> **INFORMATION PROVIDED**
────────

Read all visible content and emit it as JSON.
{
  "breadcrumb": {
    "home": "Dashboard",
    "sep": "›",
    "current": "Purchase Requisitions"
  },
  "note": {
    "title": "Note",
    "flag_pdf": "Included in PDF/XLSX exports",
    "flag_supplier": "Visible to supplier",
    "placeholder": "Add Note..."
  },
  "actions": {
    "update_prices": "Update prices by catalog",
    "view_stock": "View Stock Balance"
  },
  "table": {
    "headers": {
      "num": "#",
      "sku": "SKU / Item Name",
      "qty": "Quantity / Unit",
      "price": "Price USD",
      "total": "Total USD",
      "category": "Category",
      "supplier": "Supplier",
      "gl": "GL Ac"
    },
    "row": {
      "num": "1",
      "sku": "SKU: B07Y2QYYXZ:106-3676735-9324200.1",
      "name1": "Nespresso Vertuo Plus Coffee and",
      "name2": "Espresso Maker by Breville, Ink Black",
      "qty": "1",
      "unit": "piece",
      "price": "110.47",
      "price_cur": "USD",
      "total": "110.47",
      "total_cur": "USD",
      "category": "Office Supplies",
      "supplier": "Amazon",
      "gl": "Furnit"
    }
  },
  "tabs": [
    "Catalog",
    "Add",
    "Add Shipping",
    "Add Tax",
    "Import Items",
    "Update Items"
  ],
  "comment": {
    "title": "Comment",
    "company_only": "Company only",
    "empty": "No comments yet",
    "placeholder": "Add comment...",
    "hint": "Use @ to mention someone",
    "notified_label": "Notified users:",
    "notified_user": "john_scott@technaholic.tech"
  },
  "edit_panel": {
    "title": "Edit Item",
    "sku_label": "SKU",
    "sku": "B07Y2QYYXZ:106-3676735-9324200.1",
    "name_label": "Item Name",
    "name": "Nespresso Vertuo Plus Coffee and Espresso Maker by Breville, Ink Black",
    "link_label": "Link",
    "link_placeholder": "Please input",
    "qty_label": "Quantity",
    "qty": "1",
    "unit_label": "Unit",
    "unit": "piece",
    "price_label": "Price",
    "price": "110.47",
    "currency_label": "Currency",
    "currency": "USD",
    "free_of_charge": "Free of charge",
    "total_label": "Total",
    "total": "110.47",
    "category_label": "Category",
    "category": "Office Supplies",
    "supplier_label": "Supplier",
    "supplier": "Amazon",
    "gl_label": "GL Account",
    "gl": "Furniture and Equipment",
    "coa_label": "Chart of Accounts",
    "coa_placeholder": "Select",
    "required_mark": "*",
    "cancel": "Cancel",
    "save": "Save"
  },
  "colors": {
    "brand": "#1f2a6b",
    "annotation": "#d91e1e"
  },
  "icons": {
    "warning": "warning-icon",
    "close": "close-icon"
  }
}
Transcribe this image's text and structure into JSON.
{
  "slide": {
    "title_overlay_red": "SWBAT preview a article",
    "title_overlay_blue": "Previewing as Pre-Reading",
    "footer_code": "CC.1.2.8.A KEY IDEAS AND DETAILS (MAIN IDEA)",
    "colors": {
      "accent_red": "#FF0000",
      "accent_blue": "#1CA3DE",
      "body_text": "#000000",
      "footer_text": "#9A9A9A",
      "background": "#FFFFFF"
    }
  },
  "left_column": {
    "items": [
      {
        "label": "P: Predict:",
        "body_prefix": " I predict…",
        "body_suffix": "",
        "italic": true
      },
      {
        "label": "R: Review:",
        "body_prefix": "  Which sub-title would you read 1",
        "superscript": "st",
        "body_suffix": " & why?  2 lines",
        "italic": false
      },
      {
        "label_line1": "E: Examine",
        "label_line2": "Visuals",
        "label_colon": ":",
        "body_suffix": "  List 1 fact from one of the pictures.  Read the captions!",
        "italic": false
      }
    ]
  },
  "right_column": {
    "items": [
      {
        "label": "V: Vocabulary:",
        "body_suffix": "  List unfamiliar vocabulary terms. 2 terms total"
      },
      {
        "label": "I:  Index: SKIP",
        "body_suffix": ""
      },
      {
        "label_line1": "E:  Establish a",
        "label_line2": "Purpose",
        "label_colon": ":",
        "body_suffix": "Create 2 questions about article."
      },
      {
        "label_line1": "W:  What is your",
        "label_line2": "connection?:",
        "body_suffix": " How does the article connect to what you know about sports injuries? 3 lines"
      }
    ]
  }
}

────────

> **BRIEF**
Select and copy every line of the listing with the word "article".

> **WRITTEN RESPONSE**
    "title_overlay_red": "SWBAT preview a article",
        "body_suffix": "Create 2 questions about article."
        "body_suffix": " How does the article connect to what you know about sports injuries? 3 lines"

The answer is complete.